How Does an IPO Work?

An IPO or Initial Public Offering occurs when a private company offers up shares of its company for sale to the public, who by purchasing those shares own a piece of the company. Small private companies carry out IPOs to raise capital for growth and expansion, while well-established private companies have IPOs to become publicly traded and even bigger. For example when Rupert Murdoch's News Corporation went public, it sold about a 19% stake of the company to raise almost $3 billion.

Investors who buy a company's shares buy a piece of ownership in the company for a chance to benefit from its future profits. For the owners of a company, it means giving up some control depending on what percentage of the company is sold, opening the company up to public and government scrutiny, and being accountable to shareholders.


When a company decides to offer an IPO, it hires an underwriting company or companies which are usually investment banks that take on the task of researching the company about to go public, marketing the company and ultimately issuing and selling stock.

Once the underwriters have completed their research they take the company they are about to sell on a road show of presentations and sales spins to convince institutional investors and analysts to buy into the IPO. These large investors and not individuals are the ones who will do most of the buying and raise the company the most money. It is therefore no accident that average Joes are not invited to participate in an IPO before the first day of trading.

The best way to get in on an IPO as in individual small investor is to contact your broker or have a brokerage account at one the investment banks serving as underwriters for the IPO.

Public Sale
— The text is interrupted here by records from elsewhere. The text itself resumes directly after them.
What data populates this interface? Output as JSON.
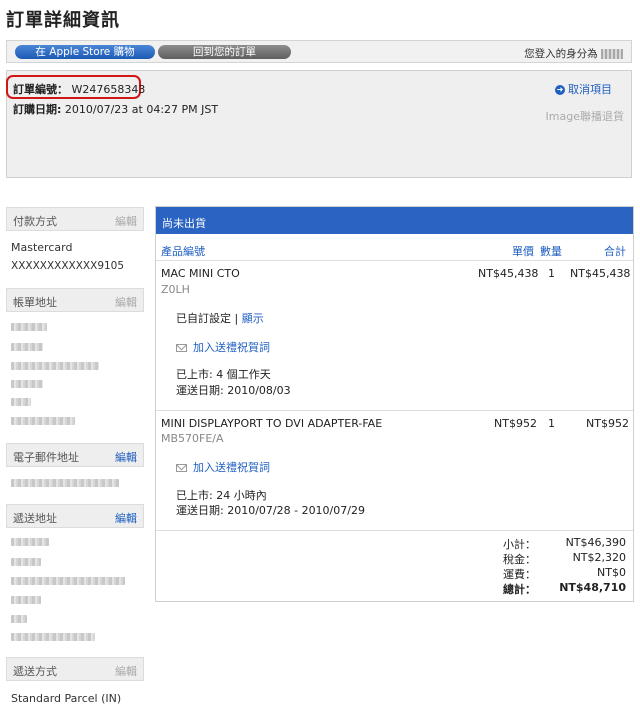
{
  "page_title": "訂單詳細資訊",
  "nav": {
    "store_button": "在 Apple Store 購物",
    "back_button": "回到您的訂單",
    "signed_in_as": "您登入的身分為"
  },
  "order": {
    "number_label": "訂單編號：",
    "number_value": "W247658343",
    "date_label": "訂購日期:",
    "date_value": "2010/07/23 at 04:27 PM JST",
    "cancel_link": "取消項目",
    "image_link": "Image聯播退貨"
  },
  "sidebar": {
    "payment": {
      "title": "付款方式",
      "edit": "編輯",
      "method": "Mastercard",
      "card": "XXXXXXXXXXXX9105"
    },
    "billing": {
      "title": "帳單地址",
      "edit": "編輯"
    },
    "email": {
      "title": "電子郵件地址",
      "edit": "編輯"
    },
    "shipping_address": {
      "title": "遞送地址",
      "edit": "編輯"
    },
    "shipping_method": {
      "title": "遞送方式",
      "edit": "編輯",
      "value": "Standard Parcel (IN)"
    }
  },
  "items_panel": {
    "status": "尚未出貨",
    "columns": {
      "product": "產品編號",
      "price": "單價",
      "qty": "數量",
      "total": "合計"
    },
    "items": [
      {
        "name": "MAC MINI CTO",
        "code": "Z0LH",
        "price": "NT$45,438",
        "qty": "1",
        "total": "NT$45,438",
        "config_text": "已自訂設定",
        "config_sep": "|",
        "config_link": "顯示",
        "gift_link": "加入送禮祝賀詞",
        "ships_line": "已上市: 4 個工作天",
        "delivery_line": "運送日期: 2010/08/03"
      },
      {
        "name": "MINI DISPLAYPORT TO DVI ADAPTER-FAE",
        "code": "MB570FE/A",
        "price": "NT$952",
        "qty": "1",
        "total": "NT$952",
        "gift_link": "加入送禮祝賀詞",
        "ships_line": "已上市: 24 小時內",
        "delivery_line": "運送日期: 2010/07/28 - 2010/07/29"
      }
    ],
    "totals": {
      "subtotal_label": "小計：",
      "subtotal": "NT$46,390",
      "tax_label": "稅金：",
      "tax": "NT$2,320",
      "shipping_label": "運費：",
      "shipping": "NT$0",
      "grand_label": "總計：",
      "grand": "NT$48,710"
    }
  }
}
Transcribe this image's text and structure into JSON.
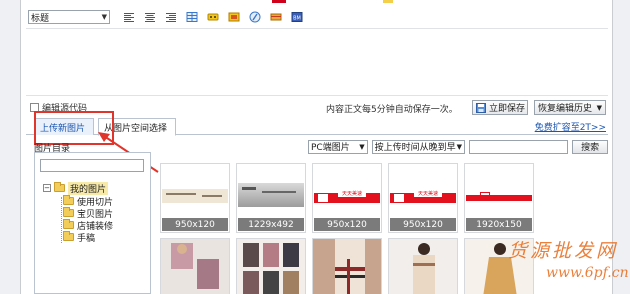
{
  "toolbar": {
    "format_select": "标题",
    "icons": [
      "align-left-icon",
      "align-center-icon",
      "align-right-icon",
      "table-icon",
      "emoticon-icon",
      "media-icon",
      "flash-icon",
      "special-icon",
      "html-icon"
    ]
  },
  "status": {
    "source_code_label": "编辑源代码",
    "autosave_text": "内容正文每5分钟自动保存一次。",
    "save_now_label": "立即保存",
    "restore_history_label": "恢复编辑历史"
  },
  "tabs": {
    "upload_label": "上传新图片",
    "space_label": "从图片空间选择",
    "expand_link": "免费扩容至2T>>"
  },
  "tree": {
    "title": "图片目录",
    "root": "我的图片",
    "children": [
      "使用切片",
      "宝贝图片",
      "店铺装修",
      "手稿"
    ]
  },
  "filters": {
    "device": "PC端图片",
    "sort": "按上传时间从晚到早",
    "search_label": "搜索"
  },
  "thumbnails": [
    {
      "size": "950x120"
    },
    {
      "size": "1229x492"
    },
    {
      "size": "950x120",
      "banner_text": "天天美速"
    },
    {
      "size": "950x120",
      "banner_text": "天天美速"
    },
    {
      "size": "1920x150"
    }
  ],
  "watermark": {
    "title": "货源批发网",
    "url": "www.6pf.cn"
  },
  "colors": {
    "tab_active": "#1b56b0",
    "callout_red": "#e0352b",
    "watermark": "#e86a1a"
  }
}
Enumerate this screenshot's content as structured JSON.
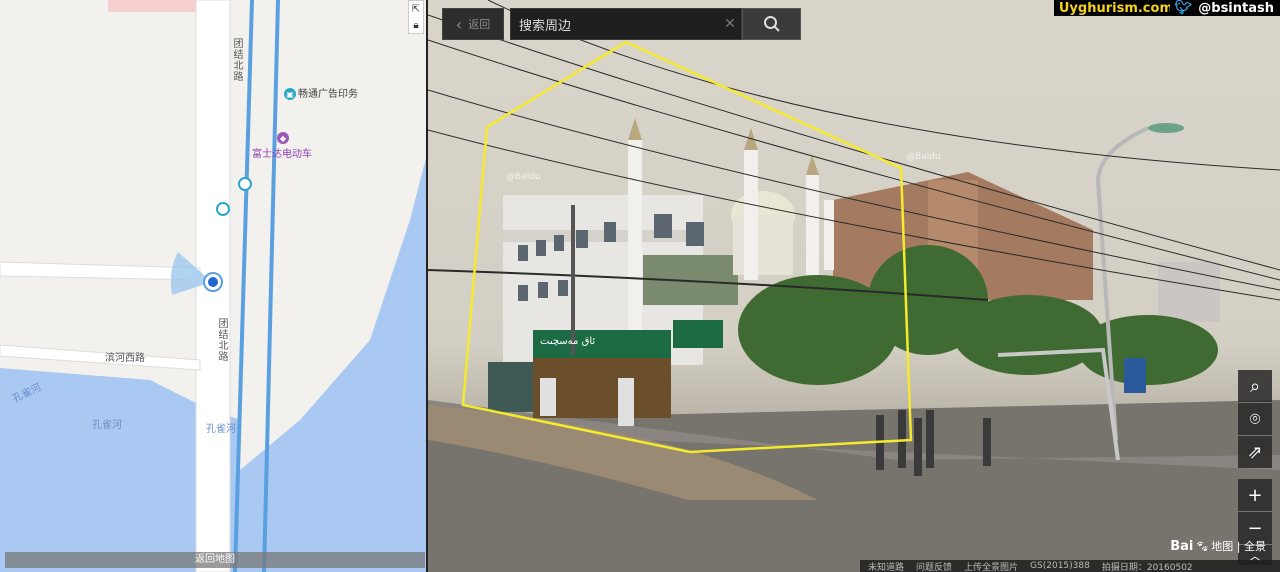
{
  "credits": {
    "site": "Uyghurism.com",
    "handle": "@bsintash",
    "twitter_icon": "bird-icon"
  },
  "map": {
    "road_labels": [
      "团结北路",
      "团结北路",
      "滨河西路"
    ],
    "water_labels": [
      "孔雀河",
      "孔雀河",
      "孔雀河"
    ],
    "pois": [
      {
        "label": "畅通广告印务",
        "icon": "shop-icon",
        "color": "#2aa6c9"
      },
      {
        "label": "富士达电动车",
        "icon": "shop-icon",
        "color": "#9b59b6"
      }
    ],
    "back_label": "返回地图",
    "colors": {
      "water": "#a9c8f2",
      "road_blue": "#5aa0e0",
      "land": "#f2f1ee"
    }
  },
  "pano": {
    "back_label": "返回",
    "search_value": "搜索周边",
    "watermark": "@Baidu",
    "brand": "Bai",
    "brand_suffix": "地图 | 全景",
    "footer": [
      "未知道路",
      "问题反馈",
      "上传全景图片",
      "GS(2015)388",
      "拍摄日期：20160502"
    ],
    "sign_text": "ئاق مەسچىت",
    "highlight_color": "#f4ea2e"
  }
}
After all the hype and publicity, the company chooses a date for the IPO offering. The shares are usually offered to institutional investors and big buyers through an auction process.

After this, trading takes place for the first time on the open stock market at a starting price decided as the issue price. Depending on how well the first day of trading goes the company is able to meet its initial projections of how much capital it is expected to raise.

Not all experts agree that investing in IPOs for individual investors is such a good idea. One reason is because individuals are encouraged to hold onto their stock for at least a month before selling, unlike institutional investors who can buy and sell whenever they want. Because of the hype surrounding an IPO, the stock price usually rises heavily in the first few days of trading and then tapers off or even falls. At the initial stage, the institutional investors can move in and out and make a killing.

For the individual investor, especially one interested in investing for the long term, the best time to buy is not necessarily at the IPO stage but when the excitement has waned off and the price has fallen. A month or two later will be just as fine. Of course there are rare exceptions.